Update: 2012/09/26
Admission
What Is Mathematics?
The Department of Mathematics in Nagoya University School of Science is the department majoring in mathematics and mathematical sciences.
The origins of mathematics can be traced back to ancient Greece.
Among the many disciplines studied at university, mathematics is one of the oldest.
We sometimes hear, “If mathematics is that old, surely all the problems have been solved, and there is nothing left to do.”
This is a big mistake.
Every advance in mathematics brings new problems.
Mathematicians and mathematical scientists are constantly at work on new problems.
New theorems developed to solve these problems, and new perspectives gained in solving them generate new problems.
Some students might think, “I’d like to do mathematical research, but it seems like no problems remain to be solved.”

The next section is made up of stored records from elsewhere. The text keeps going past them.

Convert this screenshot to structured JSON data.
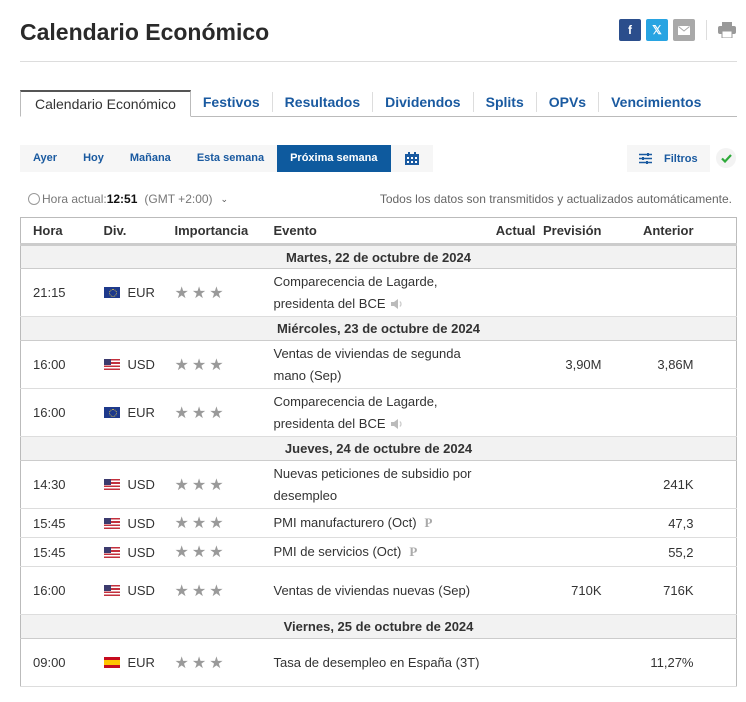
{
  "page": {
    "title": "Calendario Económico"
  },
  "share": {
    "facebook": "f",
    "twitter": "𝕏",
    "email": "email-icon",
    "print": "print-icon"
  },
  "tabs": [
    {
      "label": "Calendario Económico",
      "active": true
    },
    {
      "label": "Festivos"
    },
    {
      "label": "Resultados"
    },
    {
      "label": "Dividendos"
    },
    {
      "label": "Splits"
    },
    {
      "label": "OPVs"
    },
    {
      "label": "Vencimientos"
    }
  ],
  "day_filters": [
    {
      "label": "Ayer"
    },
    {
      "label": "Hoy"
    },
    {
      "label": "Mañana"
    },
    {
      "label": "Esta semana"
    },
    {
      "label": "Próxima semana",
      "active": true
    }
  ],
  "filters_label": "Filtros",
  "time_info": {
    "label": "Hora actual:",
    "time": "12:51",
    "timezone": "(GMT +2:00)"
  },
  "auto_update_note": "Todos los datos son transmitidos y actualizados automáticamente.",
  "table": {
    "headers": {
      "time": "Hora",
      "currency": "Div.",
      "importance": "Importancia",
      "event": "Evento",
      "actual": "Actual",
      "forecast": "Previsión",
      "previous": "Anterior"
    },
    "days": [
      {
        "date": "Martes, 22 de octubre de 2024",
        "events": [
          {
            "time": "21:15",
            "currency": "EUR",
            "flag": "eu",
            "importance": 3,
            "event": "Comparecencia de Lagarde, presidenta del BCE",
            "speech": true,
            "actual": "",
            "forecast": "",
            "previous": ""
          }
        ]
      },
      {
        "date": "Miércoles, 23 de octubre de 2024",
        "events": [
          {
            "time": "16:00",
            "currency": "USD",
            "flag": "us",
            "importance": 3,
            "event": "Ventas de viviendas de segunda mano (Sep)",
            "actual": "",
            "forecast": "3,90M",
            "previous": "3,86M"
          },
          {
            "time": "16:00",
            "currency": "EUR",
            "flag": "eu",
            "importance": 3,
            "event": "Comparecencia de Lagarde, presidenta del BCE",
            "speech": true,
            "actual": "",
            "forecast": "",
            "previous": ""
          }
        ]
      },
      {
        "date": "Jueves, 24 de octubre de 2024",
        "events": [
          {
            "time": "14:30",
            "currency": "USD",
            "flag": "us",
            "importance": 3,
            "event": "Nuevas peticiones de subsidio por desempleo",
            "actual": "",
            "forecast": "",
            "previous": "241K"
          },
          {
            "time": "15:45",
            "currency": "USD",
            "flag": "us",
            "importance": 3,
            "event": "PMI manufacturero (Oct)",
            "preliminary": "P",
            "actual": "",
            "forecast": "",
            "previous": "47,3"
          },
          {
            "time": "15:45",
            "currency": "USD",
            "flag": "us",
            "importance": 3,
            "event": "PMI de servicios (Oct)",
            "preliminary": "P",
            "actual": "",
            "forecast": "",
            "previous": "55,2"
          },
          {
            "time": "16:00",
            "currency": "USD",
            "flag": "us",
            "importance": 3,
            "event": "Ventas de viviendas nuevas (Sep)",
            "actual": "",
            "forecast": "710K",
            "previous": "716K"
          }
        ]
      },
      {
        "date": "Viernes, 25 de octubre de 2024",
        "events": [
          {
            "time": "09:00",
            "currency": "EUR",
            "flag": "es",
            "importance": 3,
            "event": "Tasa de desempleo en España (3T)",
            "actual": "",
            "forecast": "",
            "previous": "11,27%"
          }
        ]
      }
    ]
  },
  "colors": {
    "accent": "#0e5a9e",
    "link": "#1a5aa0",
    "facebook": "#2b4e8c",
    "twitter": "#28a4e2",
    "check": "#2eaa3a"
  }
}
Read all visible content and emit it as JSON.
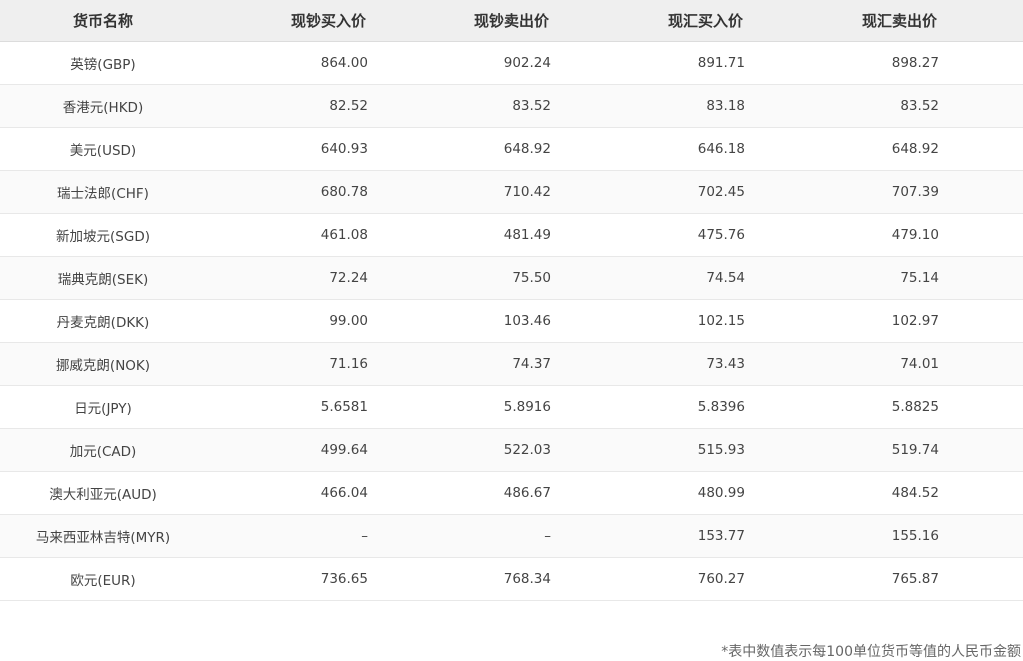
{
  "table": {
    "headers": [
      "货币名称",
      "现钞买入价",
      "现钞卖出价",
      "现汇买入价",
      "现汇卖出价"
    ],
    "rows": [
      [
        "英镑(GBP)",
        "864.00",
        "902.24",
        "891.71",
        "898.27"
      ],
      [
        "香港元(HKD)",
        "82.52",
        "83.52",
        "83.18",
        "83.52"
      ],
      [
        "美元(USD)",
        "640.93",
        "648.92",
        "646.18",
        "648.92"
      ],
      [
        "瑞士法郎(CHF)",
        "680.78",
        "710.42",
        "702.45",
        "707.39"
      ],
      [
        "新加坡元(SGD)",
        "461.08",
        "481.49",
        "475.76",
        "479.10"
      ],
      [
        "瑞典克朗(SEK)",
        "72.24",
        "75.50",
        "74.54",
        "75.14"
      ],
      [
        "丹麦克朗(DKK)",
        "99.00",
        "103.46",
        "102.15",
        "102.97"
      ],
      [
        "挪威克朗(NOK)",
        "71.16",
        "74.37",
        "73.43",
        "74.01"
      ],
      [
        "日元(JPY)",
        "5.6581",
        "5.8916",
        "5.8396",
        "5.8825"
      ],
      [
        "加元(CAD)",
        "499.64",
        "522.03",
        "515.93",
        "519.74"
      ],
      [
        "澳大利亚元(AUD)",
        "466.04",
        "486.67",
        "480.99",
        "484.52"
      ],
      [
        "马来西亚林吉特(MYR)",
        "–",
        "–",
        "153.77",
        "155.16"
      ],
      [
        "欧元(EUR)",
        "736.65",
        "768.34",
        "760.27",
        "765.87"
      ]
    ]
  },
  "footnote": "*表中数值表示每100单位货币等值的人民币金额"
}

Be assured, there are plenty of problems left to solve.
“If I study a theoretical discipline such as mathematics, are you sure it will help me gain employment?” is another frequent question.

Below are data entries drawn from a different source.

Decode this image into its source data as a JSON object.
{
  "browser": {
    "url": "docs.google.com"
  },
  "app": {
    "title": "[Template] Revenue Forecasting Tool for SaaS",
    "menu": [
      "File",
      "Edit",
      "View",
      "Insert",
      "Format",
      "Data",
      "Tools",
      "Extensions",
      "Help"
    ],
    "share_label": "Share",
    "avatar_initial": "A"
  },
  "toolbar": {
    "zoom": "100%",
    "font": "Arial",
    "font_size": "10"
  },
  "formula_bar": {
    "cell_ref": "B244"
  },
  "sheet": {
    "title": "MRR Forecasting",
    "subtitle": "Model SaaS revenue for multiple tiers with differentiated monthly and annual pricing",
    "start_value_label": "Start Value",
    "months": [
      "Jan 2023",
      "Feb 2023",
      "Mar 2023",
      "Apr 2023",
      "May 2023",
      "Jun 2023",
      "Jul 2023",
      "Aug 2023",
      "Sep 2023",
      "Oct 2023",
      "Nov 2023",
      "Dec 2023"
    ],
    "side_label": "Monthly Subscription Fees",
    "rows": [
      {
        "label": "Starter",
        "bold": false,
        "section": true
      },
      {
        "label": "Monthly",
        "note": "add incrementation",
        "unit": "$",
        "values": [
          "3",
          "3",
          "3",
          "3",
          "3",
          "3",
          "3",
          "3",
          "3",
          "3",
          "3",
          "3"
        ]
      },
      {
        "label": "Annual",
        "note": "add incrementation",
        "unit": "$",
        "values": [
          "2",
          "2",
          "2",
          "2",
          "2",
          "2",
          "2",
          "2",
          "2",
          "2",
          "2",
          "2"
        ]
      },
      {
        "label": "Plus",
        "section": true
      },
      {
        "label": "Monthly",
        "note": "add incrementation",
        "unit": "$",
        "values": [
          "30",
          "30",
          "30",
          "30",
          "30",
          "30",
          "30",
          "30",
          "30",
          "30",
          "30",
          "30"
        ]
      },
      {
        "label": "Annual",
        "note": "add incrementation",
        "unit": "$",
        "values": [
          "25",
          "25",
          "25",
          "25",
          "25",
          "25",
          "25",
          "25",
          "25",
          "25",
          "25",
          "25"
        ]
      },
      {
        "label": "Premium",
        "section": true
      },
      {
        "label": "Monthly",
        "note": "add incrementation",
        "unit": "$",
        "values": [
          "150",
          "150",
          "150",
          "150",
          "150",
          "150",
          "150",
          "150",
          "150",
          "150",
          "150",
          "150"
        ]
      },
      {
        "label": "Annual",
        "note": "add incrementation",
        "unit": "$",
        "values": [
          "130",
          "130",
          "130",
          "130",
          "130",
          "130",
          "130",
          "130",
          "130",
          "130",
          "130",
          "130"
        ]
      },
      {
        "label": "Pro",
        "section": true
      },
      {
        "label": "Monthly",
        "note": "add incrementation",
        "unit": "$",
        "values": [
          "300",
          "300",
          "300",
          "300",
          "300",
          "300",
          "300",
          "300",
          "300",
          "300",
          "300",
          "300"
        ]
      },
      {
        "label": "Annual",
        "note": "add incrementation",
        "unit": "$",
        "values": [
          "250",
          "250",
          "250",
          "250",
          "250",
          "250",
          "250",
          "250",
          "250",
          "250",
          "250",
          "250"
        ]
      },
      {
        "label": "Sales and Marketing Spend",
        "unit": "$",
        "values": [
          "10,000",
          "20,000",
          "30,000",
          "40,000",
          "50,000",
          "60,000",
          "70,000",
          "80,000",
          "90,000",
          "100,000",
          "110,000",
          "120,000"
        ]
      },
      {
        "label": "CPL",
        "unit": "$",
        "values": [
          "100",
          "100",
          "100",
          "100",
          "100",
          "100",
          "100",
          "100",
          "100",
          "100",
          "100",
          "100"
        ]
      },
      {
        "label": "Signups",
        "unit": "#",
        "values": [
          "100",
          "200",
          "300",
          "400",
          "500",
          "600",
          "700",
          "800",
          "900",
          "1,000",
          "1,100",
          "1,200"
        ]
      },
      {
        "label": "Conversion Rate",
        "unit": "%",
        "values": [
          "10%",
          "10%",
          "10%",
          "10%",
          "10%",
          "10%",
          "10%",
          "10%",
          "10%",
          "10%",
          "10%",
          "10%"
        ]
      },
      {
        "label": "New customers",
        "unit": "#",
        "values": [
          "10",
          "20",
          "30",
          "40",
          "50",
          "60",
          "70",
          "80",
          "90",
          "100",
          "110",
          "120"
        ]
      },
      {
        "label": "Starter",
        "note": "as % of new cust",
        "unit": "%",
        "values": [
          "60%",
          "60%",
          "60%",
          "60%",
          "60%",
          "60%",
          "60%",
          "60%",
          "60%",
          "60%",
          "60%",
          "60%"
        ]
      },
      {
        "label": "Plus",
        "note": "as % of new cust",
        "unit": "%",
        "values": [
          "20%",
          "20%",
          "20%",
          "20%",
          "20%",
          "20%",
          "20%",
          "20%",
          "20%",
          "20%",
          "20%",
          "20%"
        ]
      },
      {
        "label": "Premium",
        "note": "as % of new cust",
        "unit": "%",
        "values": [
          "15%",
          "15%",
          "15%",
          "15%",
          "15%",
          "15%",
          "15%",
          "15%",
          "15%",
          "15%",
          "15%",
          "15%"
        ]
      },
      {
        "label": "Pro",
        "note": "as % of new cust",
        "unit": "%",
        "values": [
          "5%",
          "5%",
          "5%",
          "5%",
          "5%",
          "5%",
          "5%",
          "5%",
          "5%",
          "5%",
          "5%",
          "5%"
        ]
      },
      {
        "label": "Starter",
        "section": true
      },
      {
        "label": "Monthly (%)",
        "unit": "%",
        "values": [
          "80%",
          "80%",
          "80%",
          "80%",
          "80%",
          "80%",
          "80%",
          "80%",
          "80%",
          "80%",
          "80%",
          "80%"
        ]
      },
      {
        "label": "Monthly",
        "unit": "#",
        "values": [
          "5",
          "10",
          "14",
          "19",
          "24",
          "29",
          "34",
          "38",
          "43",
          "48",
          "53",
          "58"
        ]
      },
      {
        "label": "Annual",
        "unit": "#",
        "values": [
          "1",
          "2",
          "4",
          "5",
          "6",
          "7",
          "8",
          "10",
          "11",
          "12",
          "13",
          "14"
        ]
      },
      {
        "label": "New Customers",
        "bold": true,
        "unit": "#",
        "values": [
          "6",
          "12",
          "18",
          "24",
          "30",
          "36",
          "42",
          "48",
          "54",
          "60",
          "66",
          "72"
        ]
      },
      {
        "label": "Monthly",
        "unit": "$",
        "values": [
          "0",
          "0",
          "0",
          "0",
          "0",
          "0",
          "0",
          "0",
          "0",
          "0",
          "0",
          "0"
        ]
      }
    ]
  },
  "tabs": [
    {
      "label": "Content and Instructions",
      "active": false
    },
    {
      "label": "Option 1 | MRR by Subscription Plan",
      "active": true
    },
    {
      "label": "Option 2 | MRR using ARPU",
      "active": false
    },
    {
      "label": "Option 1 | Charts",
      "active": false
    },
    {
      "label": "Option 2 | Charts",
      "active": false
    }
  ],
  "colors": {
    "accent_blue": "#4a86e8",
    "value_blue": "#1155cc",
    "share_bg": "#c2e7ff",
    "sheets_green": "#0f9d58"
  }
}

Actually, demand for mathematics and mathematical sciences in industry is expanding rapidly.
For example, the study of mathematics helps one develop the ability to handle abstract thinking.
Finding employment in the business world following graduation from the Department of Mathematics, or upon completion of the graduate school doctoral program, is not a problem.
Skills acquired in the Department of Mathematics can be widely used in the world of business and industry.
Overview of the Educational Program
 First Year
 At Nagoya University, students do not belong to a particular department in their first year after entering the School of Science.
As a School of Science student, they are expected to acquire basic knowledge in the natural sciences and other areas.
As part of this process, Calculus I and II (dealing with differentiation and integration of functions) and Linear Algebra I and II (dealing with matrices and vectors) are presented as common to all areas of mathematics.
Furthermore, Exercises in Mathematics I and II, presented in small classes, and Perspectives in Mathematics I and II, provide a broad perspective of one aspect of modern mathematics.
These are specialized programs presented by the Department of Mathematics for firstyear School of Science students.
In practice, it is extremely important to improve one’s understanding of mathematics before advancing to the Department of Mathematics.
Students wishing to enter the Department are encouraged to take the courses mentioned above to deepen their knowledge of mathematics and to experience the pleasures of the discipline.
 The Second and Third Years
 Entry into the Department of Mathematics is decided for Year 2.
A comprehensive study of mathematics then begins.
In the first semester of Year 2, calculus and linear algebra are revisited in a more theoretical context, and study is directed at the basic abstract concepts of sets and general topology, and groups.
This is followed by various courses in such fields as algebra, geometry, and analysis.
The wide scope of modern mathematics becomes clearer as the student progresses.
As this is revealed, the joy and excitement of mathematics is immeasurable.
 Fourth Year
 Graduation research begins in, the final year of the Department of Mathematics.
Students work in small groups under the guidance of a single faculty advisor.
Lectures include courses conducted in common with the graduate school.
Students’ understanding of mathematics becomes broader and deeper in this program.
Characteristics of the Department of Mathematics Educational Program
 Independence and initiative in a student are strongly encouraged.
We provide a system to support the student in independent study.
The office hours system is one example.
All teaching staff are available weekly at a fixed time and place to respond to student questions, and for advice and consultation.
 A curriculum is available to respond to students with a wide range of requirements.
Course registration is not simply determined in accordance with the academic year, but the levels of academic abilities and interests of each student.
‘Course Design’ written by each lecturer will help the student to decide which lectures should be taken.
 The faculty considers teaching as a duty of ultimate importance.
For example, a questionnaire on all lecture programs offered by the Department has been used since 2002 to elicit student opinions in order to raise the quality of the instruction provided.
 Course work in small groups is a major characteristic of the educational program of the Department of Mathematics.
The opportunity to study in small groups, in seminars and graduation research, for example, is provided every year, along with the chance to learn from faculty active on the cutting edge of research.